[Data provided Boundary: Start]
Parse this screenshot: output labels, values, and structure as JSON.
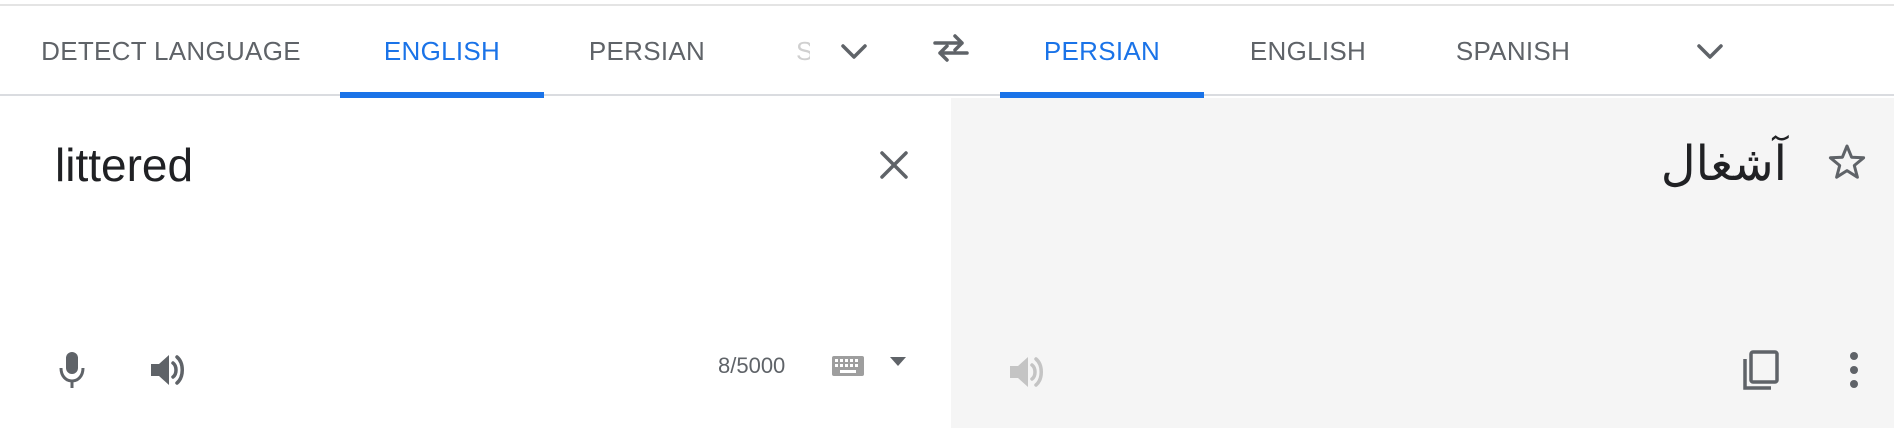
{
  "source_languages": {
    "tabs": [
      {
        "label": "DETECT LANGUAGE",
        "active": false
      },
      {
        "label": "ENGLISH",
        "active": true
      },
      {
        "label": "PERSIAN",
        "active": false
      },
      {
        "label": "SPANISH",
        "active": false,
        "clipped": true
      }
    ],
    "more_icon": "chevron-down-icon"
  },
  "swap_icon": "swap-arrows-icon",
  "target_languages": {
    "tabs": [
      {
        "label": "PERSIAN",
        "active": true
      },
      {
        "label": "ENGLISH",
        "active": false
      },
      {
        "label": "SPANISH",
        "active": false
      }
    ],
    "more_icon": "chevron-down-icon"
  },
  "source": {
    "text": "littered",
    "char_count": "8/5000",
    "icons": [
      "close-icon",
      "microphone-icon",
      "speaker-icon",
      "keyboard-icon",
      "caret-down-icon"
    ]
  },
  "target": {
    "text": "آشغال",
    "icons": [
      "star-icon",
      "speaker-icon",
      "copy-icon",
      "more-vert-icon"
    ]
  },
  "colors": {
    "accent": "#1a73e8",
    "tab_text": "#5f6368",
    "icon": "#5f6368",
    "icon_disabled": "#bdbdbd",
    "target_bg": "#f5f5f5"
  }
}
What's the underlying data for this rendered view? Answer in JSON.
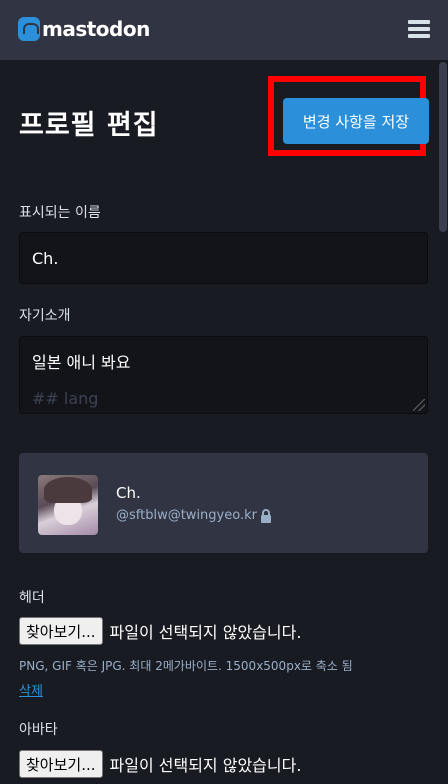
{
  "topbar": {
    "logo_text": "mastodon",
    "menu_icon": "hamburger-icon"
  },
  "page": {
    "title": "프로필 편집",
    "save_label": "변경 사항을 저장"
  },
  "form": {
    "display_name_label": "표시되는 이름",
    "display_name_value": "Ch.",
    "bio_label": "자기소개",
    "bio_line1": "일본 애니 봐요",
    "bio_line2": "## lang"
  },
  "profile_card": {
    "name": "Ch.",
    "handle": "@sftblw@twingyeo.kr",
    "lock_icon": "lock-icon"
  },
  "header_field": {
    "label": "헤더",
    "browse_label": "찾아보기...",
    "status": "파일이 선택되지 않았습니다.",
    "hint": "PNG, GIF 혹은 JPG. 최대 2메가바이트. 1500x500px로 축소 됨",
    "delete_label": "삭제"
  },
  "avatar_field": {
    "label": "아바타",
    "browse_label": "찾아보기...",
    "status": "파일이 선택되지 않았습니다."
  },
  "colors": {
    "background": "#191b22",
    "topbar": "#313543",
    "accent": "#2b90d9",
    "highlight": "#ff0000"
  }
}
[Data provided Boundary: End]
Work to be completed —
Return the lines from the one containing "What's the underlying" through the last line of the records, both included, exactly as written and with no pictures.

Exercise answer —
What's the underlying data for this rendered view? Answer in JSON.
{
  "topbar": {
    "logo_text": "mastodon",
    "menu_icon": "hamburger-icon"
  },
  "page": {
    "title": "프로필 편집",
    "save_label": "변경 사항을 저장"
  },
  "form": {
    "display_name_label": "표시되는 이름",
    "display_name_value": "Ch.",
    "bio_label": "자기소개",
    "bio_line1": "일본 애니 봐요",
    "bio_line2": "## lang"
  },
  "profile_card": {
    "name": "Ch.",
    "handle": "@sftblw@twingyeo.kr",
    "lock_icon": "lock-icon"
  },
  "header_field": {
    "label": "헤더",
    "browse_label": "찾아보기...",
    "status": "파일이 선택되지 않았습니다.",
    "hint": "PNG, GIF 혹은 JPG. 최대 2메가바이트. 1500x500px로 축소 됨",
    "delete_label": "삭제"
  },
  "avatar_field": {
    "label": "아바타",
    "browse_label": "찾아보기...",
    "status": "파일이 선택되지 않았습니다."
  },
  "colors": {
    "background": "#191b22",
    "topbar": "#313543",
    "accent": "#2b90d9",
    "highlight": "#ff0000"
  }
}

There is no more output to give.